Angioinvasive lymphomatoid papulosis: a new variant simulating aggressive lymphomas.
Am J Surg Pathol. 2013 Jan;37(1):1-13. doi: 10.1097/PAS.0b013e3182648596.
Kempf W, Kazakov DV, Schärer L, Rütten A, Mentzel T, Paredes BE, Palmedo G, Panizzon RG, Kutzner H.
*Kempf und Pfaltz, Histologische Diagnostik †Department of Dermatology, University Hospital, Zürich ∥Dermatology, Centre Hospitalier Universitaire Vaud, Lausanne, Switzerland ‡Department of Pathology, Faculty of Medicine in Pilsen, Charles University in Prague, Czech Republic §Dermatopathologie Friedrichshafen, Germany.

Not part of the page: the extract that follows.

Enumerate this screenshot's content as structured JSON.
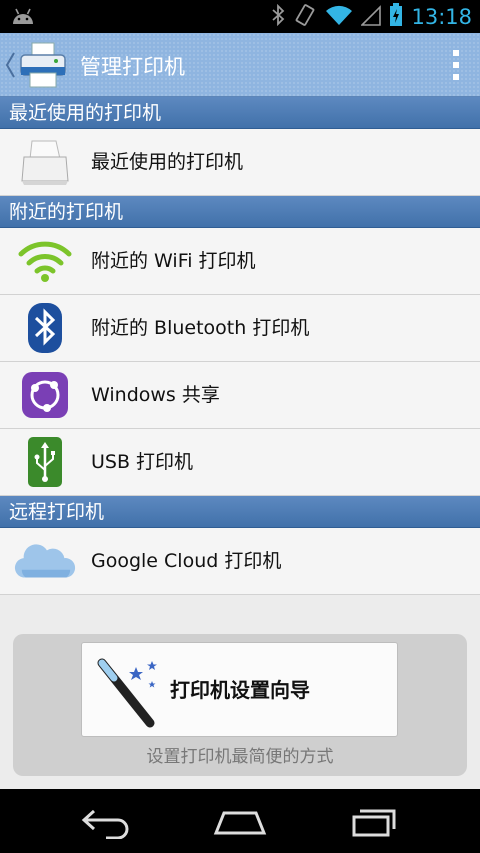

Lymphomatoid papulosis (LyP) belongs to the spectrum of primary cutaneous CD30-positive lymphoproliferative disorders. Clinically, LyP is characterized by a variable number of self-healing papulo-nodular lesions, with the typical waxing and waning course. Histologically, 4 types (A, B, C, and D) have been delineated. Angioinvasive growth and large ulcers are rare findings in LyP and simulate aggressive lymphoma. We retrospectively analyzed the clinicopathologic and molecular features of angioinvasive LyP in a series of 16 patients. This new form of LyP is characterized by oligolesional papules that rapidly ulcerate and evolve into large necrotic eschar-like lesions with a diameter of 1 to 4 cm and an angiocentric and angiodestructive infiltrate of small-sized to medium-sized atypical lymphocytes expressing CD30 and frequently CD8. As in other forms of LyP, the lesions underwent spontaneous regression after a few weeks. Recurrences were common, but the prognosis was excellent with no extracutaneous spread or disease-related deaths. Complete remission occurred in 9 of 16 patients (56%). This LyP variant should be distinguished from aggressiveforms of angiocentric and angiodestructive and cytotoxic T-cell lymphomas. We propose the term LyP type E for this clinically and histologically unusual variant.